◆ Exercise details: Go through the records and restate them word for word, omitting images.

◆ Supplied data:
*-*-*
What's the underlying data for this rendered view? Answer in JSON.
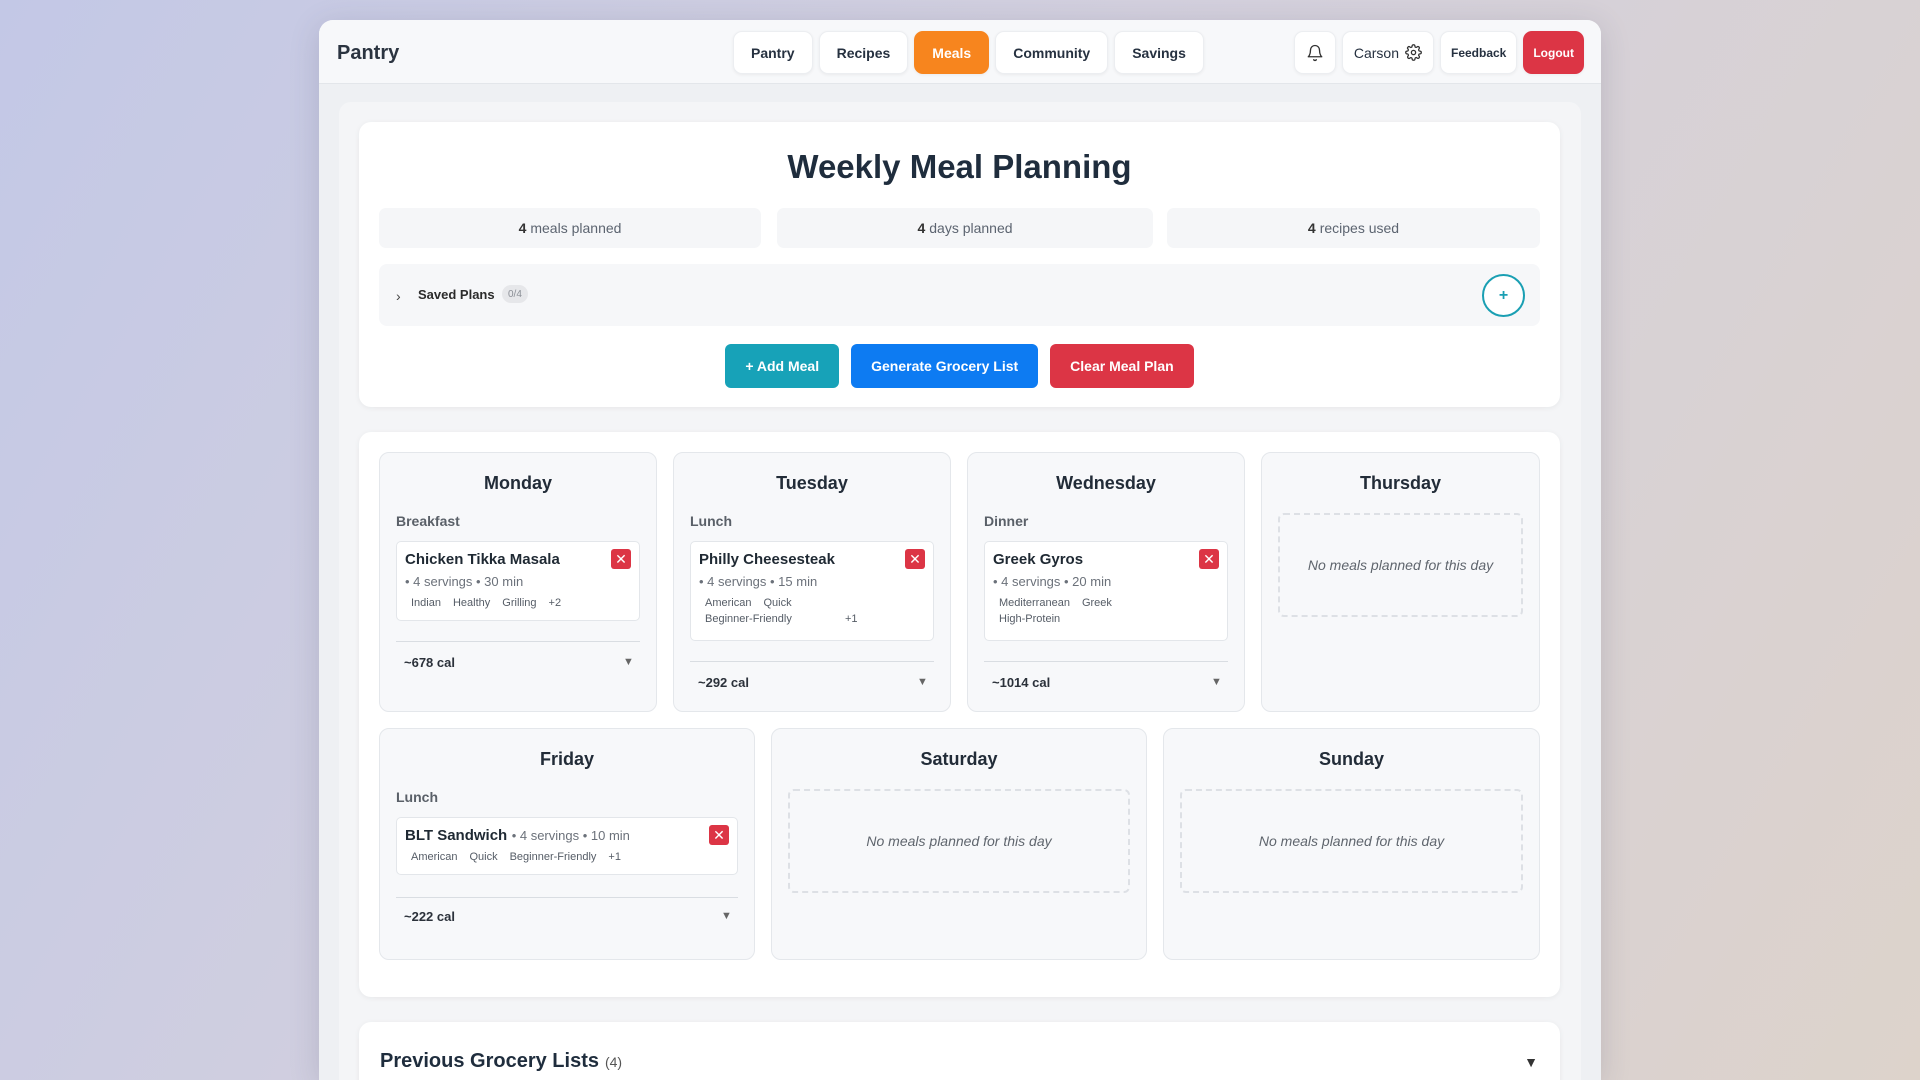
{
  "app": {
    "title": "Pantry"
  },
  "nav": {
    "items": [
      "Pantry",
      "Recipes",
      "Meals",
      "Community",
      "Savings"
    ],
    "active": "Meals"
  },
  "header": {
    "user_name": "Carson",
    "feedback_label": "Feedback",
    "logout_label": "Logout"
  },
  "planner": {
    "title": "Weekly Meal Planning",
    "stats": [
      {
        "count": "4",
        "label": "meals planned"
      },
      {
        "count": "4",
        "label": "days planned"
      },
      {
        "count": "4",
        "label": "recipes used"
      }
    ],
    "saved_plans_label": "Saved Plans",
    "saved_plans_count": "0/4",
    "add_plan_symbol": "+",
    "buttons": {
      "add_meal": "+ Add Meal",
      "generate_grocery": "Generate Grocery List",
      "clear_plan": "Clear Meal Plan"
    }
  },
  "week": {
    "empty_text": "No meals planned for this day",
    "days": [
      {
        "name": "Monday",
        "meal_type": "Breakfast",
        "meal": "Chicken Tikka Masala",
        "meta": "• 4 servings • 30 min",
        "tags": [
          "Indian",
          "Healthy",
          "Grilling",
          "+2"
        ],
        "calories": "~678 cal"
      },
      {
        "name": "Tuesday",
        "meal_type": "Lunch",
        "meal": "Philly Cheesesteak",
        "meta": "• 4 servings • 15 min",
        "tags": [
          "American",
          "Quick",
          "Beginner-Friendly",
          "+1"
        ],
        "calories": "~292 cal"
      },
      {
        "name": "Wednesday",
        "meal_type": "Dinner",
        "meal": "Greek Gyros",
        "meta": "• 4 servings • 20 min",
        "tags": [
          "Mediterranean",
          "Greek",
          "High-Protein"
        ],
        "calories": "~1014 cal"
      },
      {
        "name": "Thursday"
      },
      {
        "name": "Friday",
        "meal_type": "Lunch",
        "meal": "BLT Sandwich",
        "meta": "• 4 servings • 10 min",
        "tags": [
          "American",
          "Quick",
          "Beginner-Friendly",
          "+1"
        ],
        "calories": "~222 cal"
      },
      {
        "name": "Saturday"
      },
      {
        "name": "Sunday"
      }
    ],
    "remove_symbol": "✕",
    "caret_symbol": "▼"
  },
  "previous_lists": {
    "title": "Previous Grocery Lists",
    "count": "(4)"
  },
  "colors": {
    "accent": "#f7851e",
    "teal": "#17a2b8",
    "blue": "#0d7bf2",
    "danger": "#dc3545"
  },
  "icons": {
    "bell": "bell-icon",
    "settings": "gear-icon",
    "expand": "chevron-right-icon",
    "collapse": "caret-down-icon"
  }
}
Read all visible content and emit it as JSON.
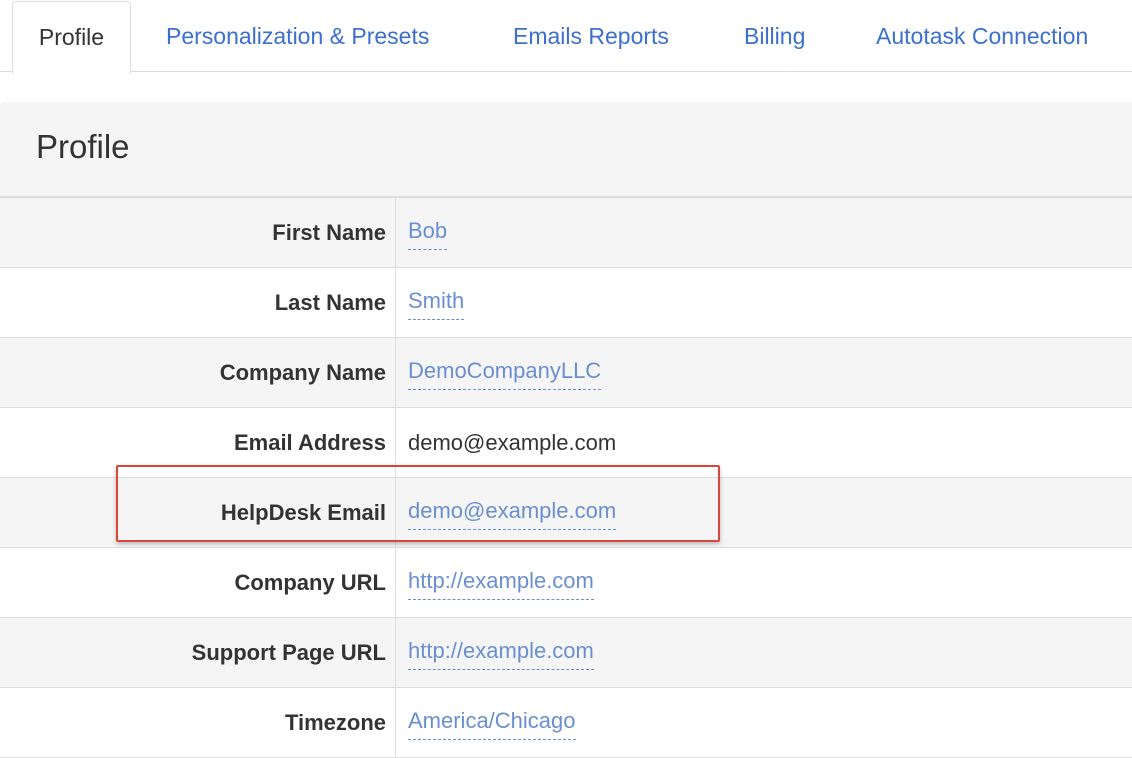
{
  "tabs": [
    {
      "label": "Profile",
      "active": true
    },
    {
      "label": "Personalization & Presets",
      "active": false
    },
    {
      "label": "Emails Reports",
      "active": false
    },
    {
      "label": "Billing",
      "active": false
    },
    {
      "label": "Autotask Connection",
      "active": false
    }
  ],
  "panel": {
    "title": "Profile"
  },
  "fields": [
    {
      "label": "First Name",
      "value": "Bob",
      "editable": true
    },
    {
      "label": "Last Name",
      "value": "Smith",
      "editable": true
    },
    {
      "label": "Company Name",
      "value": "DemoCompanyLLC",
      "editable": true
    },
    {
      "label": "Email Address",
      "value": "demo@example.com",
      "editable": false
    },
    {
      "label": "HelpDesk Email",
      "value": "demo@example.com",
      "editable": true,
      "highlighted": true
    },
    {
      "label": "Company URL",
      "value": "http://example.com",
      "editable": true
    },
    {
      "label": "Support Page URL",
      "value": "http://example.com",
      "editable": true
    },
    {
      "label": "Timezone",
      "value": "America/Chicago",
      "editable": true
    }
  ],
  "colors": {
    "link": "#3b6fd0",
    "editable_value": "#6a8fd0",
    "highlight_border": "#d9463c",
    "stripe": "#f5f5f5"
  }
}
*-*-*
◆ Solution:
What's the underlying data for this rendered view? Answer in JSON.
{
  "app": {
    "title": "Pantry"
  },
  "nav": {
    "items": [
      "Pantry",
      "Recipes",
      "Meals",
      "Community",
      "Savings"
    ],
    "active": "Meals"
  },
  "header": {
    "user_name": "Carson",
    "feedback_label": "Feedback",
    "logout_label": "Logout"
  },
  "planner": {
    "title": "Weekly Meal Planning",
    "stats": [
      {
        "count": "4",
        "label": "meals planned"
      },
      {
        "count": "4",
        "label": "days planned"
      },
      {
        "count": "4",
        "label": "recipes used"
      }
    ],
    "saved_plans_label": "Saved Plans",
    "saved_plans_count": "0/4",
    "add_plan_symbol": "+",
    "buttons": {
      "add_meal": "+ Add Meal",
      "generate_grocery": "Generate Grocery List",
      "clear_plan": "Clear Meal Plan"
    }
  },
  "week": {
    "empty_text": "No meals planned for this day",
    "days": [
      {
        "name": "Monday",
        "meal_type": "Breakfast",
        "meal": "Chicken Tikka Masala",
        "meta": "• 4 servings • 30 min",
        "tags": [
          "Indian",
          "Healthy",
          "Grilling",
          "+2"
        ],
        "calories": "~678 cal"
      },
      {
        "name": "Tuesday",
        "meal_type": "Lunch",
        "meal": "Philly Cheesesteak",
        "meta": "• 4 servings • 15 min",
        "tags": [
          "American",
          "Quick",
          "Beginner-Friendly",
          "+1"
        ],
        "calories": "~292 cal"
      },
      {
        "name": "Wednesday",
        "meal_type": "Dinner",
        "meal": "Greek Gyros",
        "meta": "• 4 servings • 20 min",
        "tags": [
          "Mediterranean",
          "Greek",
          "High-Protein"
        ],
        "calories": "~1014 cal"
      },
      {
        "name": "Thursday"
      },
      {
        "name": "Friday",
        "meal_type": "Lunch",
        "meal": "BLT Sandwich",
        "meta": "• 4 servings • 10 min",
        "tags": [
          "American",
          "Quick",
          "Beginner-Friendly",
          "+1"
        ],
        "calories": "~222 cal"
      },
      {
        "name": "Saturday"
      },
      {
        "name": "Sunday"
      }
    ],
    "remove_symbol": "✕",
    "caret_symbol": "▼"
  },
  "previous_lists": {
    "title": "Previous Grocery Lists",
    "count": "(4)"
  },
  "colors": {
    "accent": "#f7851e",
    "teal": "#17a2b8",
    "blue": "#0d7bf2",
    "danger": "#dc3545"
  },
  "icons": {
    "bell": "bell-icon",
    "settings": "gear-icon",
    "expand": "chevron-right-icon",
    "collapse": "caret-down-icon"
  }
}
Read all visible content and emit it as JSON.
{
  "tabs": [
    {
      "label": "Profile",
      "active": true
    },
    {
      "label": "Personalization & Presets",
      "active": false
    },
    {
      "label": "Emails Reports",
      "active": false
    },
    {
      "label": "Billing",
      "active": false
    },
    {
      "label": "Autotask Connection",
      "active": false
    }
  ],
  "panel": {
    "title": "Profile"
  },
  "fields": [
    {
      "label": "First Name",
      "value": "Bob",
      "editable": true
    },
    {
      "label": "Last Name",
      "value": "Smith",
      "editable": true
    },
    {
      "label": "Company Name",
      "value": "DemoCompanyLLC",
      "editable": true
    },
    {
      "label": "Email Address",
      "value": "demo@example.com",
      "editable": false
    },
    {
      "label": "HelpDesk Email",
      "value": "demo@example.com",
      "editable": true,
      "highlighted": true
    },
    {
      "label": "Company URL",
      "value": "http://example.com",
      "editable": true
    },
    {
      "label": "Support Page URL",
      "value": "http://example.com",
      "editable": true
    },
    {
      "label": "Timezone",
      "value": "America/Chicago",
      "editable": true
    }
  ],
  "colors": {
    "link": "#3b6fd0",
    "editable_value": "#6a8fd0",
    "highlight_border": "#d9463c",
    "stripe": "#f5f5f5"
  }
}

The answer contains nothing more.